**WHAT TO WORK ON:** Retype all of the data shown below, keeping every character the same.

**RECORDS TO USE:**
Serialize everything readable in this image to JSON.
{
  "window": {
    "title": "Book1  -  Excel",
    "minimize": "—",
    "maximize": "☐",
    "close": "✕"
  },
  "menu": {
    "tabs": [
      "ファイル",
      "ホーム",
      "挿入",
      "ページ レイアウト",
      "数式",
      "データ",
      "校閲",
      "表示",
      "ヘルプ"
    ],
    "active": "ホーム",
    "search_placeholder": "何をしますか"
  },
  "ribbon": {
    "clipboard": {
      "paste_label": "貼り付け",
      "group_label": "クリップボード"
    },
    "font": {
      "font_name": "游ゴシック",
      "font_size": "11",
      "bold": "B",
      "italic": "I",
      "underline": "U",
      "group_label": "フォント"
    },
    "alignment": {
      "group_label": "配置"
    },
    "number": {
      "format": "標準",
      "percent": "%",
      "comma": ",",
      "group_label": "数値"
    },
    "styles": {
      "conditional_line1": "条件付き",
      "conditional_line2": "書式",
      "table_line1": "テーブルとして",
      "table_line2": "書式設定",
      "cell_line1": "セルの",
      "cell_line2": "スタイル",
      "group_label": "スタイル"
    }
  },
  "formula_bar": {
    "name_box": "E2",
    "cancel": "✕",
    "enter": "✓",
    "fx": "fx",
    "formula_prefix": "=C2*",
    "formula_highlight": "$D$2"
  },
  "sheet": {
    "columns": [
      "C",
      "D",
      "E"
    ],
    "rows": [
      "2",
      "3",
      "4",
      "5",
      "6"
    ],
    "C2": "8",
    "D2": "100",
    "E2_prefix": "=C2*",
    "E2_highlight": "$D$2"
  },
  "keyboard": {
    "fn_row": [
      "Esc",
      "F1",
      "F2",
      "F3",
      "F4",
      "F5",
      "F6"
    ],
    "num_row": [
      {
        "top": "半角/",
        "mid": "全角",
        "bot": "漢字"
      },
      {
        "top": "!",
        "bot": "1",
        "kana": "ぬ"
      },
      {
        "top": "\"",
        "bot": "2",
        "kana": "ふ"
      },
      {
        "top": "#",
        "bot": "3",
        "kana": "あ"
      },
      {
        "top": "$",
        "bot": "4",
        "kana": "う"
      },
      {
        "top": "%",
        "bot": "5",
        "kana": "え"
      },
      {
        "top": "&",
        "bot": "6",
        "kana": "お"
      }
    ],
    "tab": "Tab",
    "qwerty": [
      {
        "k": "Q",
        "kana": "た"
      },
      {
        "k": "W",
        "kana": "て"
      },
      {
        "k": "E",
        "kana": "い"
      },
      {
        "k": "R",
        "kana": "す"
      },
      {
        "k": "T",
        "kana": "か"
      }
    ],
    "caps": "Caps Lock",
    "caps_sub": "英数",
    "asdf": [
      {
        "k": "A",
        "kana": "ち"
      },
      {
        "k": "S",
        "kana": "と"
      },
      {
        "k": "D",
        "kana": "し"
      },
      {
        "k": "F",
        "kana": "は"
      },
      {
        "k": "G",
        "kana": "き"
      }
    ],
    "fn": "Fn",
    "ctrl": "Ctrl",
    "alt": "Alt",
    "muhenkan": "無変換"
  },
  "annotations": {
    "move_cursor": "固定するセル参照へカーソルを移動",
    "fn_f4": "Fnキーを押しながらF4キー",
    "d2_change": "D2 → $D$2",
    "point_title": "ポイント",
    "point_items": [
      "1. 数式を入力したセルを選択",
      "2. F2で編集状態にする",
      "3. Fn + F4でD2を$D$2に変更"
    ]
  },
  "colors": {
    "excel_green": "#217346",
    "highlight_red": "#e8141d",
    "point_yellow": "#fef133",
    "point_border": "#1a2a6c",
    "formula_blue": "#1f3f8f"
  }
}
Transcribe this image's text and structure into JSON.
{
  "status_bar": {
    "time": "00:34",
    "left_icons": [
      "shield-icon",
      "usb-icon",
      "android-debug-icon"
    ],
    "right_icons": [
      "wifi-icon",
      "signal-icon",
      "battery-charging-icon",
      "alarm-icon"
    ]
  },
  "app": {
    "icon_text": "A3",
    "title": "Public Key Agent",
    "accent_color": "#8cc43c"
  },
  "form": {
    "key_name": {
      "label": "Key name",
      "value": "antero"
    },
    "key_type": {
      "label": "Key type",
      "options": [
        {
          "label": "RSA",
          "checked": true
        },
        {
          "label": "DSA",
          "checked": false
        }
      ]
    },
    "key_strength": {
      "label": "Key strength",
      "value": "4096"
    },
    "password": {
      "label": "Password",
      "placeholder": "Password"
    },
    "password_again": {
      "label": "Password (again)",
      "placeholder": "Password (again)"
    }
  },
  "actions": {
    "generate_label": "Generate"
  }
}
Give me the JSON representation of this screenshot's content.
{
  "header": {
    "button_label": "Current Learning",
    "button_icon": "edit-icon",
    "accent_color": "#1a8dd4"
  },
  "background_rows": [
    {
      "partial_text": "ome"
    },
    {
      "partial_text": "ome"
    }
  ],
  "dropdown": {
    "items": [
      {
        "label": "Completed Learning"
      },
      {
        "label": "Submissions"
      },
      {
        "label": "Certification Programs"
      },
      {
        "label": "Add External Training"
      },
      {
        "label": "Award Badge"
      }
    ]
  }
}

**YOUR SOLUTION:**
Serialize everything readable in this image to JSON.
{
  "window": {
    "title": "Book1  -  Excel",
    "minimize": "—",
    "maximize": "☐",
    "close": "✕"
  },
  "menu": {
    "tabs": [
      "ファイル",
      "ホーム",
      "挿入",
      "ページ レイアウト",
      "数式",
      "データ",
      "校閲",
      "表示",
      "ヘルプ"
    ],
    "active": "ホーム",
    "search_placeholder": "何をしますか"
  },
  "ribbon": {
    "clipboard": {
      "paste_label": "貼り付け",
      "group_label": "クリップボード"
    },
    "font": {
      "font_name": "游ゴシック",
      "font_size": "11",
      "bold": "B",
      "italic": "I",
      "underline": "U",
      "group_label": "フォント"
    },
    "alignment": {
      "group_label": "配置"
    },
    "number": {
      "format": "標準",
      "percent": "%",
      "comma": ",",
      "group_label": "数値"
    },
    "styles": {
      "conditional_line1": "条件付き",
      "conditional_line2": "書式",
      "table_line1": "テーブルとして",
      "table_line2": "書式設定",
      "cell_line1": "セルの",
      "cell_line2": "スタイル",
      "group_label": "スタイル"
    }
  },
  "formula_bar": {
    "name_box": "E2",
    "cancel": "✕",
    "enter": "✓",
    "fx": "fx",
    "formula_prefix": "=C2*",
    "formula_highlight": "$D$2"
  },
  "sheet": {
    "columns": [
      "C",
      "D",
      "E"
    ],
    "rows": [
      "2",
      "3",
      "4",
      "5",
      "6"
    ],
    "C2": "8",
    "D2": "100",
    "E2_prefix": "=C2*",
    "E2_highlight": "$D$2"
  },
  "keyboard": {
    "fn_row": [
      "Esc",
      "F1",
      "F2",
      "F3",
      "F4",
      "F5",
      "F6"
    ],
    "num_row": [
      {
        "top": "半角/",
        "mid": "全角",
        "bot": "漢字"
      },
      {
        "top": "!",
        "bot": "1",
        "kana": "ぬ"
      },
      {
        "top": "\"",
        "bot": "2",
        "kana": "ふ"
      },
      {
        "top": "#",
        "bot": "3",
        "kana": "あ"
      },
      {
        "top": "$",
        "bot": "4",
        "kana": "う"
      },
      {
        "top": "%",
        "bot": "5",
        "kana": "え"
      },
      {
        "top": "&",
        "bot": "6",
        "kana": "お"
      }
    ],
    "tab": "Tab",
    "qwerty": [
      {
        "k": "Q",
        "kana": "た"
      },
      {
        "k": "W",
        "kana": "て"
      },
      {
        "k": "E",
        "kana": "い"
      },
      {
        "k": "R",
        "kana": "す"
      },
      {
        "k": "T",
        "kana": "か"
      }
    ],
    "caps": "Caps Lock",
    "caps_sub": "英数",
    "asdf": [
      {
        "k": "A",
        "kana": "ち"
      },
      {
        "k": "S",
        "kana": "と"
      },
      {
        "k": "D",
        "kana": "し"
      },
      {
        "k": "F",
        "kana": "は"
      },
      {
        "k": "G",
        "kana": "き"
      }
    ],
    "fn": "Fn",
    "ctrl": "Ctrl",
    "alt": "Alt",
    "muhenkan": "無変換"
  },
  "annotations": {
    "move_cursor": "固定するセル参照へカーソルを移動",
    "fn_f4": "Fnキーを押しながらF4キー",
    "d2_change": "D2 → $D$2",
    "point_title": "ポイント",
    "point_items": [
      "1. 数式を入力したセルを選択",
      "2. F2で編集状態にする",
      "3. Fn + F4でD2を$D$2に変更"
    ]
  },
  "colors": {
    "excel_green": "#217346",
    "highlight_red": "#e8141d",
    "point_yellow": "#fef133",
    "point_border": "#1a2a6c",
    "formula_blue": "#1f3f8f"
  }
}
Transcribe this image's text and structure into JSON.
{
  "status_bar": {
    "time": "00:34",
    "left_icons": [
      "shield-icon",
      "usb-icon",
      "android-debug-icon"
    ],
    "right_icons": [
      "wifi-icon",
      "signal-icon",
      "battery-charging-icon",
      "alarm-icon"
    ]
  },
  "app": {
    "icon_text": "A3",
    "title": "Public Key Agent",
    "accent_color": "#8cc43c"
  },
  "form": {
    "key_name": {
      "label": "Key name",
      "value": "antero"
    },
    "key_type": {
      "label": "Key type",
      "options": [
        {
          "label": "RSA",
          "checked": true
        },
        {
          "label": "DSA",
          "checked": false
        }
      ]
    },
    "key_strength": {
      "label": "Key strength",
      "value": "4096"
    },
    "password": {
      "label": "Password",
      "placeholder": "Password"
    },
    "password_again": {
      "label": "Password (again)",
      "placeholder": "Password (again)"
    }
  },
  "actions": {
    "generate_label": "Generate"
  }
}
Give me the JSON representation of this screenshot's content.
{
  "header": {
    "button_label": "Current Learning",
    "button_icon": "edit-icon",
    "accent_color": "#1a8dd4"
  },
  "background_rows": [
    {
      "partial_text": "ome"
    },
    {
      "partial_text": "ome"
    }
  ],
  "dropdown": {
    "items": [
      {
        "label": "Completed Learning"
      },
      {
        "label": "Submissions"
      },
      {
        "label": "Certification Programs"
      },
      {
        "label": "Add External Training"
      },
      {
        "label": "Award Badge"
      }
    ]
  }
}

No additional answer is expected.